Throughout the demo, I got to see some of my favorite characters and charming little details that capture the magic of Disney. While talking to a toy-sized Buzz Lightyear, I spotted Woody walking behind me. As he turned to say hello, however, he fell to the ground and played dead. It’s like Dr Who’s weeping angels only a thousand times less terrifying. After I turned my back on him, he made sure the coast was clear before turning back and leaving.
Each character has their own agenda, showing their feelings towards the Nightthorns scattered across the land – Angry Goofy is hilarious, by the way – and engaging in activities they enjoy, like fishing. You can even befriend the baby bunnies, squirrels, and turtles found in each biome, and once tamed, they’ll follow. Don’t pretend you don’t want a horde of cute animals following you around all the time.
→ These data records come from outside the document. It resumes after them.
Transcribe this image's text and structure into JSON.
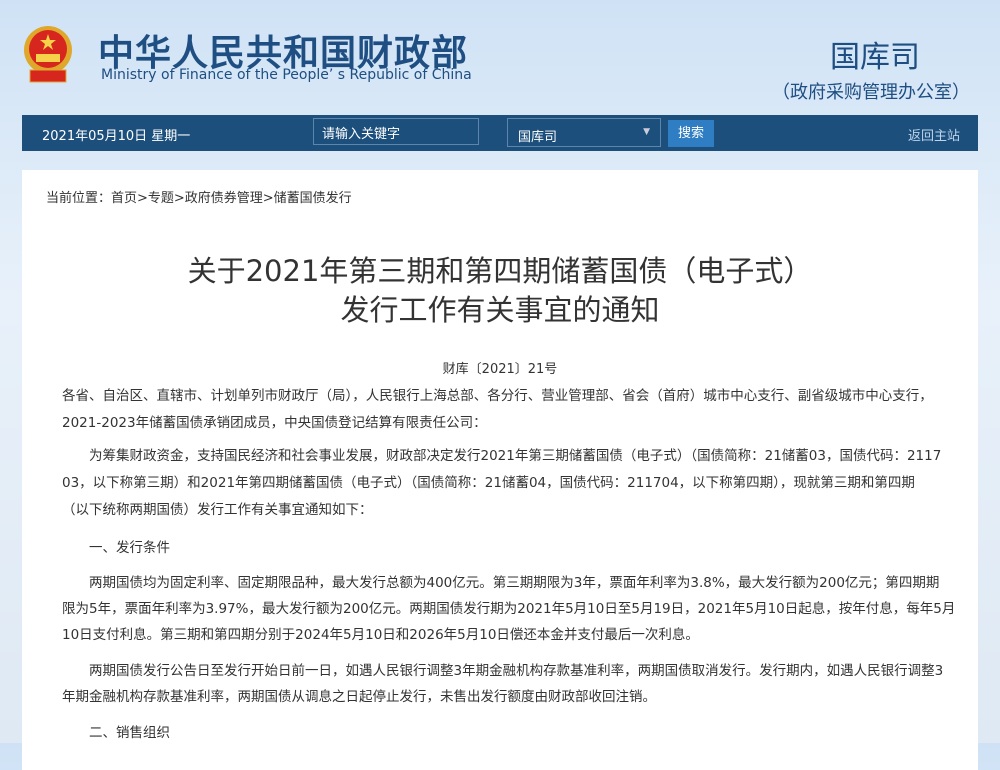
{
  "header": {
    "site_cn": "中华人民共和国财政部",
    "site_en": "Ministry of Finance of the People’ s Republic of China",
    "dept": "国库司",
    "dept_sub": "（政府采购管理办公室）"
  },
  "nav": {
    "date": "2021年05月10日  星期一",
    "search_placeholder": "请输入关键字",
    "select_value": "国库司",
    "search_button": "搜索",
    "home_link": "返回主站"
  },
  "breadcrumb": "当前位置：首页>专题>政府债券管理>储蓄国债发行",
  "article": {
    "title_lines": [
      "关于2021年第三期和第四期储蓄国债（电子式）",
      "发行工作有关事宜的通知"
    ],
    "doc_no": "财库〔2021〕21号",
    "lines": [
      "各省、自治区、直辖市、计划单列市财政厅（局），人民银行上海总部、各分行、营业管理部、省会（首府）城市中心支行、副省级城市中心支行，",
      "2021-2023年储蓄国债承销团成员，中央国债登记结算有限责任公司：",
      "　　为筹集财政资金，支持国民经济和社会事业发展，财政部决定发行2021年第三期储蓄国债（电子式）（国债简称：21储蓄03，国债代码：2117",
      "03，以下称第三期）和2021年第四期储蓄国债（电子式）（国债简称：21储蓄04，国债代码：211704，以下称第四期），现就第三期和第四期",
      "（以下统称两期国债）发行工作有关事宜通知如下：",
      "　　一、发行条件",
      "　　两期国债均为固定利率、固定期限品种，最大发行总额为400亿元。第三期期限为3年，票面年利率为3.8%，最大发行额为200亿元；第四期期",
      "限为5年，票面年利率为3.97%，最大发行额为200亿元。两期国债发行期为2021年5月10日至5月19日，2021年5月10日起息，按年付息，每年5月",
      "10日支付利息。第三期和第四期分别于2024年5月10日和2026年5月10日偿还本金并支付最后一次利息。",
      "　　两期国债发行公告日至发行开始日前一日，如遇人民银行调整3年期金融机构存款基准利率，两期国债取消发行。发行期内，如遇人民银行调整3",
      "年期金融机构存款基准利率，两期国债从调息之日起停止发行，未售出发行额度由财政部收回注销。",
      "　　二、销售组织"
    ]
  }
}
Gameloft plans to update Dreamlight Valley well beyond its planned 2023 release, adding even more adventures and items. Having the option to solve some puzzles, decorate my house, and engage in some good old-fashioned quests sets it apart from its life simulator counterparts. I can’t stress enough how excited I am for this game. Disney content aside, if you’ve fallen in love with Animal Crossing and the like, you’ll be just as obsessed with the Dreamlight Valley life simulation/adventure/throwing clothes experience as I was with We Don’t Talk About Bruno. You can play the early access version by purchasing the Founder’s Pack on Steam or via Xbox Games Pass later this summer, so keep an eye on this space for a release date.